  • Authorized adults who may consent for minors include:

    • Adult who has court permission to make health care decisions for you (legal guardian, custodian, out-of-home placement order)
    • Parent
    • Adult who has your parent's written permission to make health care decisions for you
    • Adult relative responsible for your health care
    • In some circumstances, a school nurse, school counselor, or homeless student liaison

    If an authorized adult will not attend the vaccine appointment with you, check with your vaccine provider about requirements for showing proof of authorized adult consent or legal emancipation.

View Section 5 of the COVID-19 FAQ page for answers to frequently asked questions about the COVID-19 vaccination for children ages 5 through 11.
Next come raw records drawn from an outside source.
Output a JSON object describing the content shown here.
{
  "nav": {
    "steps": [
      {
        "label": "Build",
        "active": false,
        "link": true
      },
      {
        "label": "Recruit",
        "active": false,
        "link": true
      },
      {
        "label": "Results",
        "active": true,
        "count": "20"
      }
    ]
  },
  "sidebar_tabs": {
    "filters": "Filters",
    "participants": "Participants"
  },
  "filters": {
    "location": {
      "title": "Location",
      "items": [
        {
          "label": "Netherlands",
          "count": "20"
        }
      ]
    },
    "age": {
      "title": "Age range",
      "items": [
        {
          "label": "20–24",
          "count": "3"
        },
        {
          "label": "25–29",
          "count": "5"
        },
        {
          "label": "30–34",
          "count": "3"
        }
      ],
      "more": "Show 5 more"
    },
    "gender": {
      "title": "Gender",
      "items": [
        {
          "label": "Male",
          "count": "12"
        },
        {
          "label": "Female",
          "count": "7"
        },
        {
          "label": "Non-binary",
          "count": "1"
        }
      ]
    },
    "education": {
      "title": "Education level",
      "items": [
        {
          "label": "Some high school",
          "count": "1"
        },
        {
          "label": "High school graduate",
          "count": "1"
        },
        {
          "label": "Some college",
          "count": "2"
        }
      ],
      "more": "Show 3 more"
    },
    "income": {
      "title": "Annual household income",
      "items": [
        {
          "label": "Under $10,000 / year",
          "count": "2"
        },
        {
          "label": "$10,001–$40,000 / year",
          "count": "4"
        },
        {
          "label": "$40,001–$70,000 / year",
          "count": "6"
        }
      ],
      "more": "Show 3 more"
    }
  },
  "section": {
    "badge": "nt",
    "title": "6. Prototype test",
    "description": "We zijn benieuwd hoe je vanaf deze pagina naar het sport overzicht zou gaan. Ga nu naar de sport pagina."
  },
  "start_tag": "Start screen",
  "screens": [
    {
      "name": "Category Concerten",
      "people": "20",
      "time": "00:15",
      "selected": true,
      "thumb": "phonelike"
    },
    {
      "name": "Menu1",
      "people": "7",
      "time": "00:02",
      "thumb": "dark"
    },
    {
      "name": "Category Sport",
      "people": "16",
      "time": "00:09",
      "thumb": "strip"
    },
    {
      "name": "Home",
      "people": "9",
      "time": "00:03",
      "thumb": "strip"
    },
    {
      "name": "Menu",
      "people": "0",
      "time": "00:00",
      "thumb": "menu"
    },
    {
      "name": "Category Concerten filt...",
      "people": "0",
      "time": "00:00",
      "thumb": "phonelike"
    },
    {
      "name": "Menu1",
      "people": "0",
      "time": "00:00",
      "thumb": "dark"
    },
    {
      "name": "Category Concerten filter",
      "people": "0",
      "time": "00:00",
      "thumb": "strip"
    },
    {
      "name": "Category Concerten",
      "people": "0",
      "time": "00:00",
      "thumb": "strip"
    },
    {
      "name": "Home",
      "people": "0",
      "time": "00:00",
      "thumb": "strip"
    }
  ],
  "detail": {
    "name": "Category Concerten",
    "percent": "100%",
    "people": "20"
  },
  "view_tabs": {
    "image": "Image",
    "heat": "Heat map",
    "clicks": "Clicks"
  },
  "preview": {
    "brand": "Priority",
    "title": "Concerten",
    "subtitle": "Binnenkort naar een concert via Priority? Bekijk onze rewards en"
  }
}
Outreach Toolkits for Organizations: Resources to help families with questions COVID-19 and vaccine for kids 5 to 11 (PDF)

This toolkit (in English and Spanish) is to help community and faith organizations, childcare providers, and schools answer common questions about COVID vaccination and protecting children. Includes links to videos, flyers, social media graphics, and other resources, and also tips on how organizations can use these resources.


COVID-19 vaccination for ages 5‑17 (PDF)



Vaccine sites for youth with disabilities (PDF)


Public Health – Seattle & King County COVID-19 Vaccine Minor Consent Form (PDF)

This form is used at Public Health – Seattle & King County vaccination sites, including the Auburn and Kent Vaccination Partnership Sites and Public Health clinics. If an authorized adult will not attend the vaccine appointment with you, this form can be used as written consent. Public Health staff can also accept verbal consent over the phone or a written note from an authorized adult. If your vaccine appointment is not at a Public Health site, check with your vaccine provider about requirements for showing proof of authorized adult consent or legal emancipation.

  How can I get the COVID-19 vaccine in King County?


In accordance with Federal civil rights law, Public Health – Seattle & King County does not discriminate in any program or activity on the basis of an individual’s protected class, including but not limited to race, color, national origin, religion, gender identity (including gender expression), sexual orientation, disability, age, and marital status. If you have a complaint and wish to file a grievance, or have a question about possible discrimination, please contact the King County Civil Rights Program at civil-rights.OCR@kingcounty.gov; 206-263-2446; TTY Relay 7-1-1; or 401 5th Ave, Suite 800, Seattle, WA 98104.

young girl receiving vaccination

Link/share our site at kingcounty.gov/vaccine/youth